5.6.     Services were encouraged to use voluntary and faith groups to engage with the community.

5.7.     To learn from The Big Conversation, links had been established with The Albany, which had been the key coordinator of the event. How the steering group resulting from the Big Conversation could be supported in the longer term was being considered.

5.8.     The increased number of children not attending school, due to absence or elective home education, was noted. CAMHS was providing assessments via the Virtual School and special educational needs and disability and had contributed to the new SEND strategy.

5.9.     Increased referrals to eating disorder services were contributed to by the Covid-19 pandemic and lockdowns. Research was underway to establish more recent drivers, which may have included the ‘cost of living crisis’.

5.10. In relation to the 117 young people waiting 38 to 52 weeks or more for assessment, it was reported 9 of them had to wait more than 52 weeks. All of those nine young people had appointments assigned for within the next three weeks; it was noted they had all missed about three previous appointments, contributing to their long waiting times. More suitable and accessible assessments were being offered, such as twice-monthly Saturday clinics, in addition to usual provision. Services understood peaks and troughs in demand and sought to configure capacity around them. Services were working with the voluntary sector to provide young people with support before they required more-specialist services. Young people who were waiting for assessment received contact, information and advice and group interventions from volunteers.

5.11. Following the increase resulting from the pandemic, demand for services was slowing but had not returned to pre-pandemic levels. National data and research indicated that increased children and young people mental health and wellbeing needs would remain; the situation was not unique to Lewisham or London.

5.12. The Chair noted that the Select Committee had warned 18 months ago that a sustained surge in demand inevitably leading to longer waiting lists for CAMHS was imminent. A proactive national strategy to address workforce challenges would be welcomed.

5.13. The Mulberry Centre, delivered by a voluntary organisation with NHS support, provided drop-in support in the north of the borough for young people. Kooth enabled young people to access online counselling and support of several forms, with the option of anonymity. How such services, self-referral and referral without parent or carer, school or GP involvement could be expanded were being explored. It was noted that many young people were unaware such support existed.

5.14. It was noted by the Young Advisor that when a young person acknowledged their mental health needs, it was likely those needs had been present for a while, and that accessing support was stigmatised and the support available from CAMHS were viewed negatively in the community.

5.15. Engagement had been undertaken with the local system regarding the development of a Single Point of Access (SPA) associated with the Family Hub programme. The SPA would provide an avenue for children and their families to access the most appropriate support available from a broad range of services delivered by a number of bodies, which would otherwise be confusing to navigate. The SPA was being designed locally in partnership as there was not a one-size-fits-all model. It would include the multi-agency safeguarding hub and CAMHS staff.

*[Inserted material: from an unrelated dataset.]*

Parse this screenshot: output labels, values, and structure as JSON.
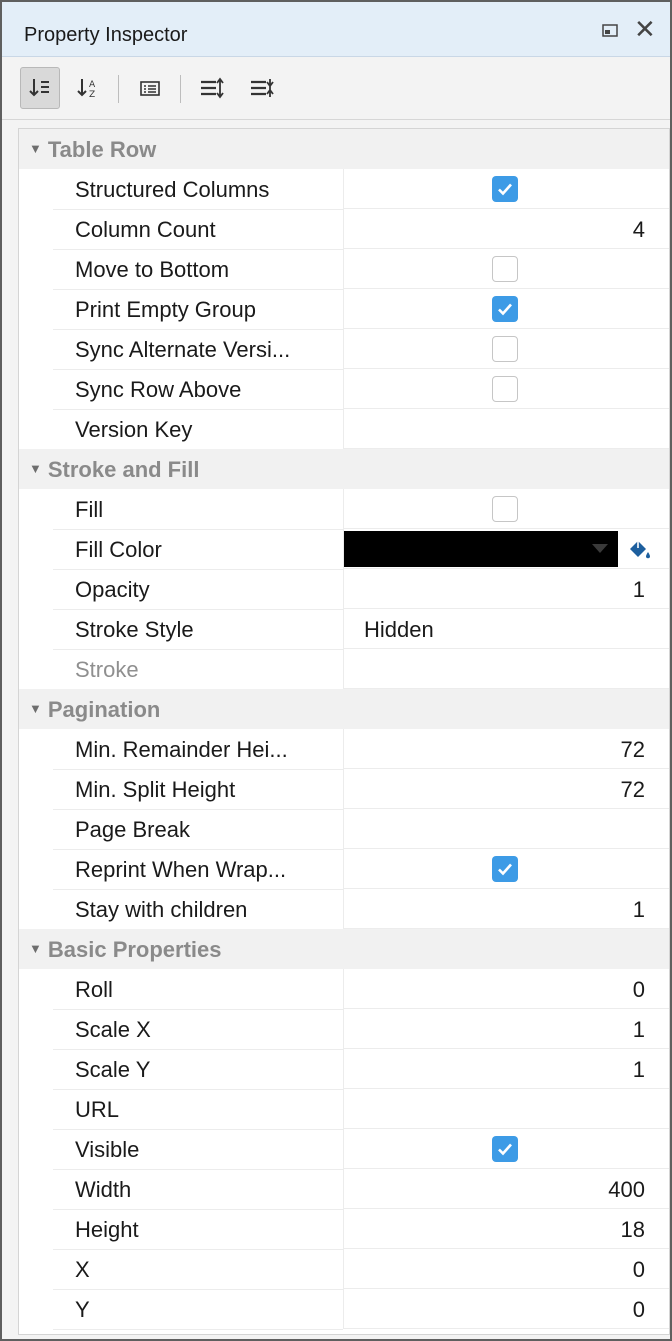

5.16. The Cabinet Member, accepting there remained cause for concern regarding waiting times, highlighted that the number of young people waiting a long time had significantly reduced and funding had substantially increased in recent years. The significant pressures faced by young people were reflected in increased demands on health, social care and education services. It was still not empirically proven that early help would reduce demand for acute services, but the Cabinet Member was hopeful such impact would become apparent in the next year. 

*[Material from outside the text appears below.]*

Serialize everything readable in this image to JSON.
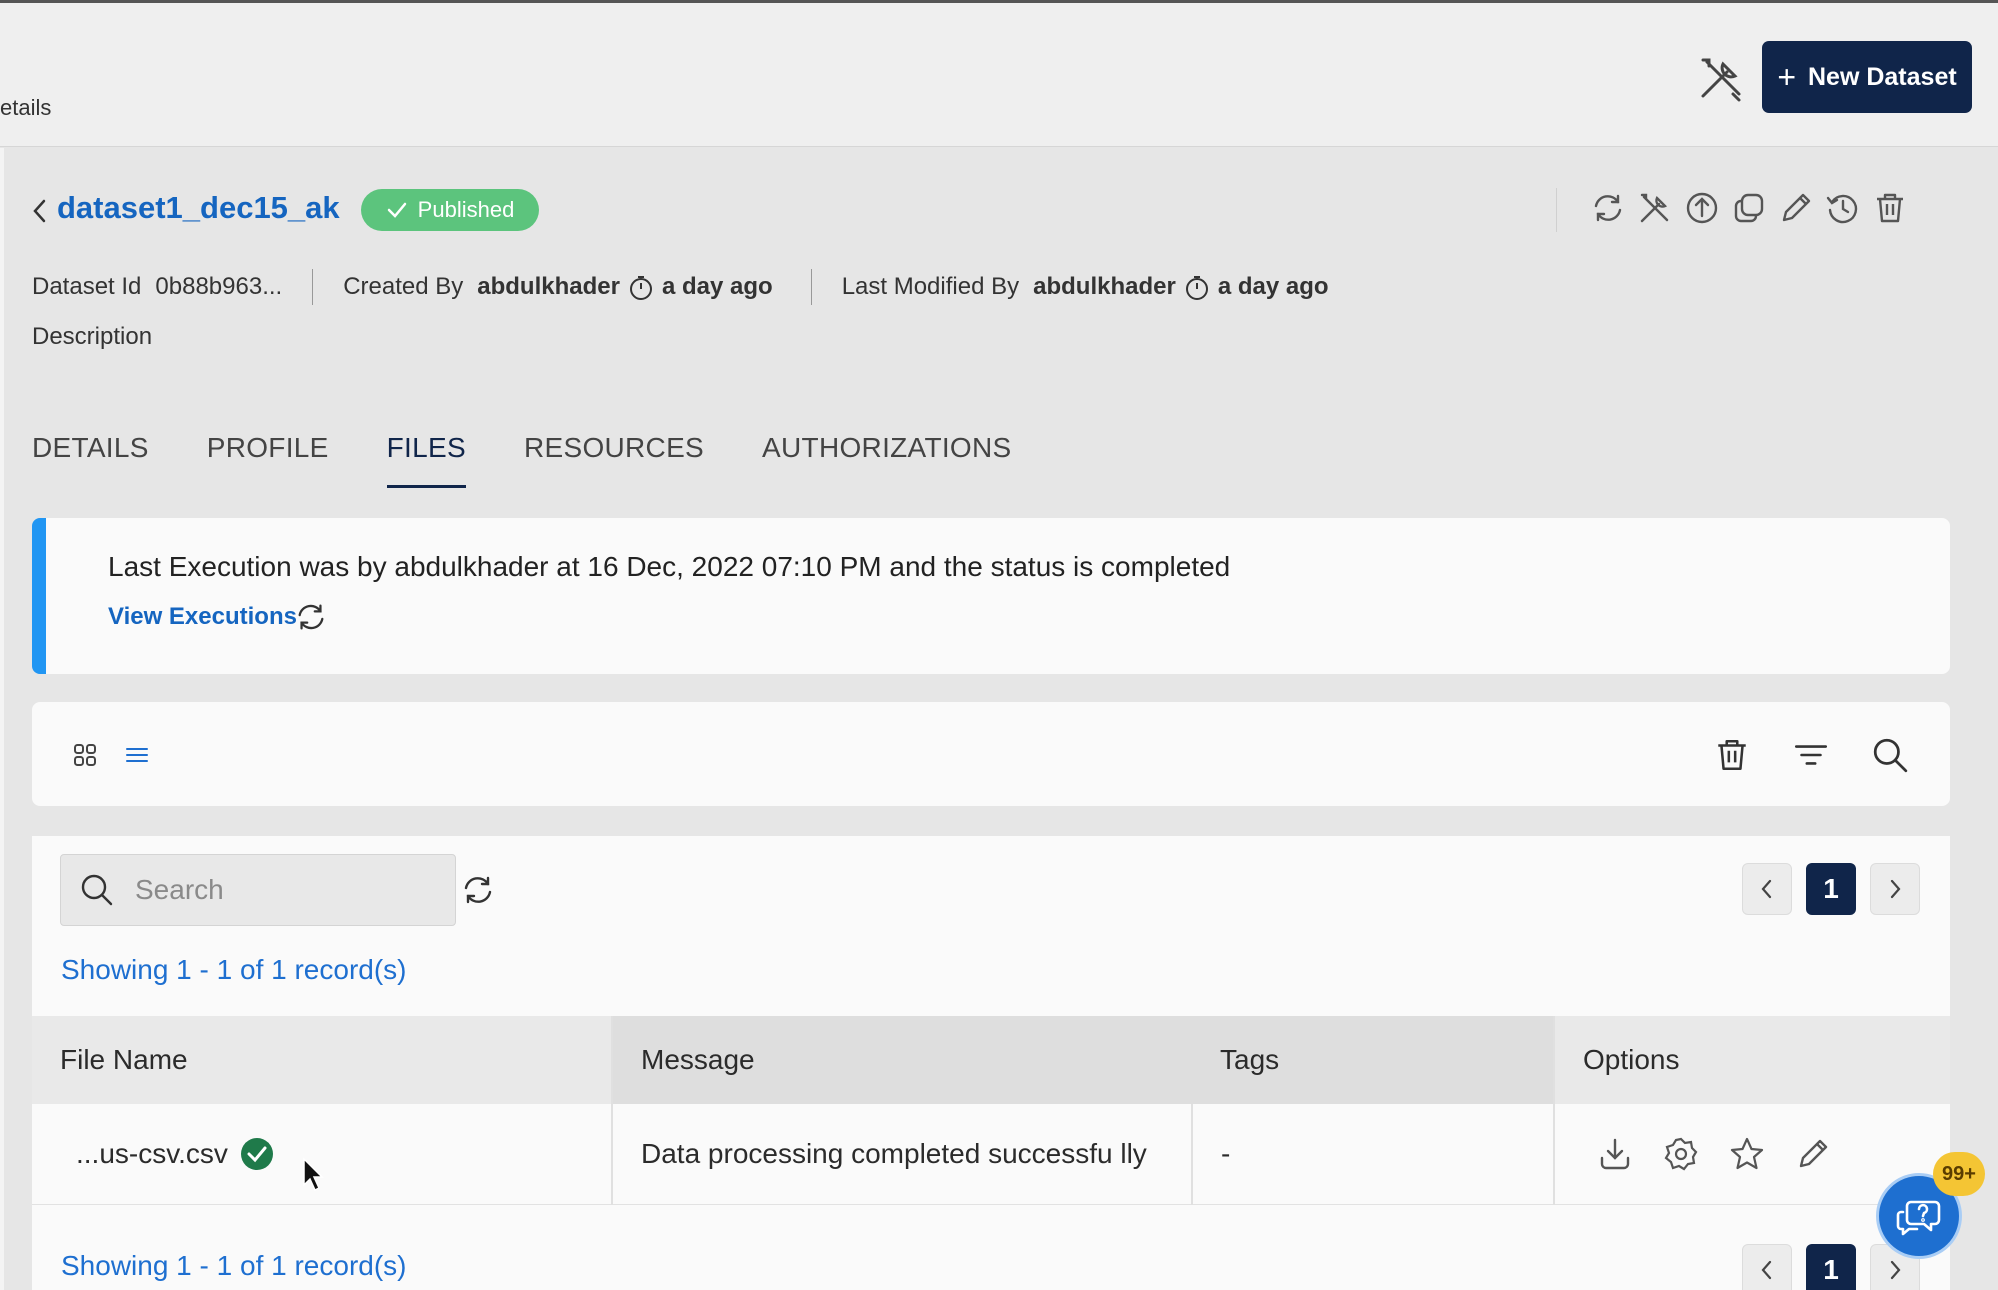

The report be noted.



Claude Jousselin, Deputy Borough Director – Lewisham CAMHS (South London and Maudsley Hospital) to provide the gender breakdown of referrals to eating disorder services.


Supporting documents: